Since managing test lists in VSTS doesn’t scale very well, a common approach is to use Test Assemblies instead. In previous versions this was called Test Containers. So instead of creating different test lists to group your tests, you create several unit test assemblies and group your unit tests by adding them to the corresponding unit test assembly. For example you can have one (or more) assembly that contain pure unit tests, another set of assemblies that contain integration tests that you might only want to run in your nightly builds. To specify which test assemblies you want to execute, you use the Test Assembly Filespec parameter. This parameters contains a search pattern that should match the names of your test assemblies.

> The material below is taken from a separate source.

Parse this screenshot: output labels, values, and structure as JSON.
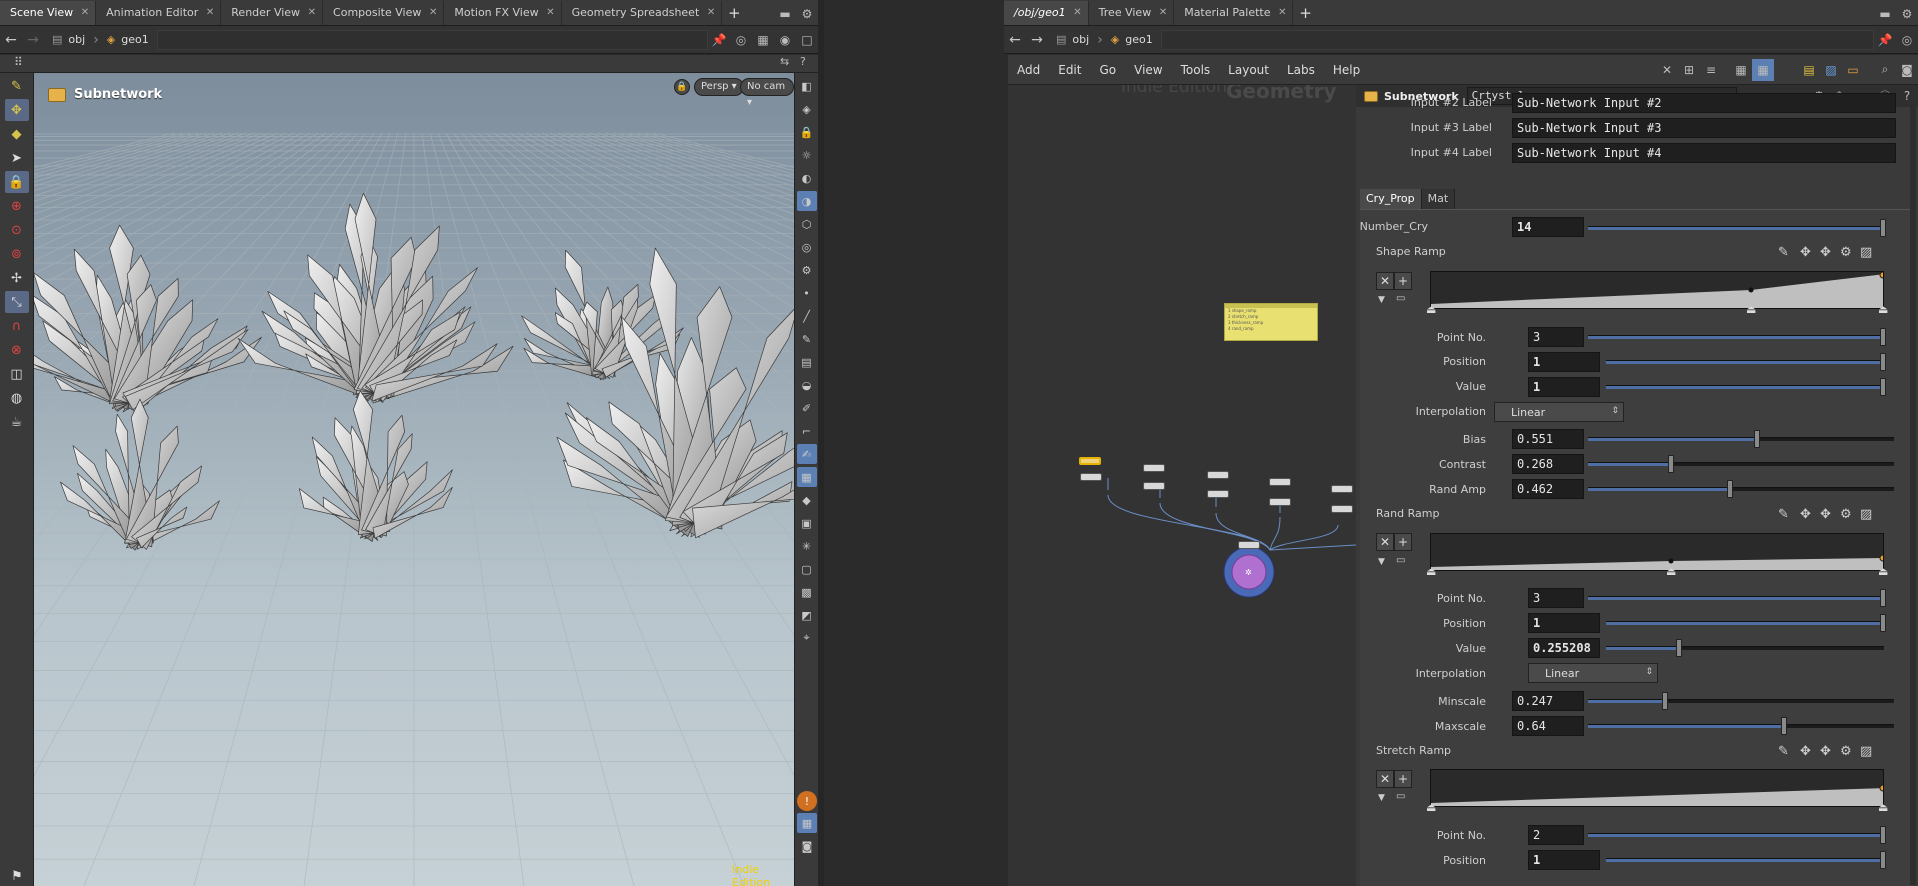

To use this approach in your company, you need to define a naming scheme for your unit test assemblies, such as Project.UnitTests.dll, Project.IntegrationTests.dll and so on.

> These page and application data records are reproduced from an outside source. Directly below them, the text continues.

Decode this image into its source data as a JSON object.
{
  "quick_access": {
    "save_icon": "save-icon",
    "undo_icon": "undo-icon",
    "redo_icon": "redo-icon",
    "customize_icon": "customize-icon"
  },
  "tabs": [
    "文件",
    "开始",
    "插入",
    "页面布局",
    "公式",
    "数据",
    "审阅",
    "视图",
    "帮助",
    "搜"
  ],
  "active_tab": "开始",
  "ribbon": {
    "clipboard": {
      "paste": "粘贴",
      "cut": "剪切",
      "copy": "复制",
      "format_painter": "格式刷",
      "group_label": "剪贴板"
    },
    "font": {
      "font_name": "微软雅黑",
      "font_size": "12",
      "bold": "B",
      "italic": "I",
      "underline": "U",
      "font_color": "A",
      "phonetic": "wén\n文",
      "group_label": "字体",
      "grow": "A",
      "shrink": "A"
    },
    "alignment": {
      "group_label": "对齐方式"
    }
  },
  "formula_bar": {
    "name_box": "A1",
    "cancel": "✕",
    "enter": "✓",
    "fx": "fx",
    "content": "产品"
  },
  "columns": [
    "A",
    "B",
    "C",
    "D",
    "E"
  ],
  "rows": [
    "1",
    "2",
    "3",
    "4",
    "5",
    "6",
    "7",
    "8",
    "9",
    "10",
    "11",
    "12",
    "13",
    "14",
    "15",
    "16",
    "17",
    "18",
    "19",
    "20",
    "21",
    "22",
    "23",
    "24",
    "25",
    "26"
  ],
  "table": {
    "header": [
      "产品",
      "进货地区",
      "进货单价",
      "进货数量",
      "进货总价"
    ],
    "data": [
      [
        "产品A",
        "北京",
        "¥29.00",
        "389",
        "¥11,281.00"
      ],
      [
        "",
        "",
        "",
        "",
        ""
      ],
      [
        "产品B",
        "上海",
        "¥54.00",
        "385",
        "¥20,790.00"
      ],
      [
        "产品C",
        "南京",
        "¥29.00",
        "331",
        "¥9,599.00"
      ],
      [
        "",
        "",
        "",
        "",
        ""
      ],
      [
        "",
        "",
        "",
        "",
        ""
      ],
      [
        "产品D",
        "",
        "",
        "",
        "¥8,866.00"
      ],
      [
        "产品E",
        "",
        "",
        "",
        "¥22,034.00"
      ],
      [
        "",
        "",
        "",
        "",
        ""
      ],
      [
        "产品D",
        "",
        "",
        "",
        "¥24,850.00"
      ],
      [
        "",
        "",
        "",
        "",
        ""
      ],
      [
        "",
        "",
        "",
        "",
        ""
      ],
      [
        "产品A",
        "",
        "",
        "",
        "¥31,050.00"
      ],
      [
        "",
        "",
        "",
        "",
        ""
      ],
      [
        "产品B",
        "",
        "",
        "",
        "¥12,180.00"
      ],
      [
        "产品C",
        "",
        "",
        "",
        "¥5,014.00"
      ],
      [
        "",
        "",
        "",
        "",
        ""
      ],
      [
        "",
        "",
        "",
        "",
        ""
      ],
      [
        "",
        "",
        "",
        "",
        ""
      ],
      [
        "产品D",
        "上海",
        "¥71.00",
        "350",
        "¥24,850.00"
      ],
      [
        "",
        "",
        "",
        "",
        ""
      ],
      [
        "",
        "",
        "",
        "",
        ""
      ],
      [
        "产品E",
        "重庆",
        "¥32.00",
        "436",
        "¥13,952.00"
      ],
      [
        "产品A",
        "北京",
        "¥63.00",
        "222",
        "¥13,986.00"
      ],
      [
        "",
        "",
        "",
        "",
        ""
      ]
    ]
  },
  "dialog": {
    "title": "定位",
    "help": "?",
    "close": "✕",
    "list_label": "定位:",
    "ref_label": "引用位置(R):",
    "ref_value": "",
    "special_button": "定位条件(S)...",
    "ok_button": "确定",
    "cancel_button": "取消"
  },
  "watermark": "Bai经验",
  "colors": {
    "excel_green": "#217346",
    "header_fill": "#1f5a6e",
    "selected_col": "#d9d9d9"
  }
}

Running Unit Tests by Priority
In addition to selecting which unit tests to execute, you can now further filter the tests by using the Priority attribute on your test methods. This is an attribute that has been around since .NET 2.0, but strangely enough there was no support of using it when running tests, neither in Visual Studio or in Team Build. In TFS 2010 however you can define a minimum and maximum test priority for your team build, meaning that all tests with a priority within that range will be executed as part of the build.


Here is how you decorate your test method with a priority.

/// <summary>

 ///A test for ImportantMethod





 public void ImportantMethodTest()


     Class1 target = new Class1(); // TODO: Initialize to an appropriate value

     string arg = "42"; // TODO: Initialize to an appropriate value

     int expected = 42; // TODO: Initialize to an appropriate value

     int actual;

     actual = target.ImportantMethod(arg);

     Assert.AreEqual(expected, actual);



Then, set the priority range in your build definition


Note that this is an additional filter that is applied to, in this case, all unit tests in all test assemblies that end with UnitTests.dll.

Running Unit Tests by Category
In addition to Priority, you can also filter your tests by using categories. This is very similar to priorities, but instead of working with numeric ranges, you define categories with meaningful names and apply them to your test methods.

To use this approach, decorate your test methods with the TestCategory attribute and then specify one or more test categories in your build definition.



According to the tooltip you should be able to construct the filter by using logical operators such as & and | , but this doesn’t seem to work in Beta 1.

Enabling Code Coverage in a Team Build







When running unit tests you normally want to know how much of your code is actually tested, a.k.a. code coverage. The way you enable this for your tests and in your team build has changed a bit. First, the previous *.testrunconfig files has been renamed into *.testsettings. To enable code coverage, double click on your .TestSettings file and select the Execution Criteria tab. Here you will see a totally new Collectors section that contains information about what data you want to collect when executing test. One of them is code coverage. The GUI is a bit weird in Beta 1, since you are supposed to first select the Code Coverage checkbox, and then click the Advanced button to specify which assemblies that should be instrumented for code coverage.





Next, in your team build definition you must specify the name of the test settings file you want to use. This is done using the Test Container TestSettings File parameter. Save the build definition, check in the test settings file and queue a new build. When it has finished, open the build summary that will show you the numbers on number of executed/passed/failed tests, and also the overall code coverage.




Very nice summary view indeed! If you want to look at the test results in detail, you click the “View Test Results” link which will download the test run to your local machine and then open it in the Test Results window.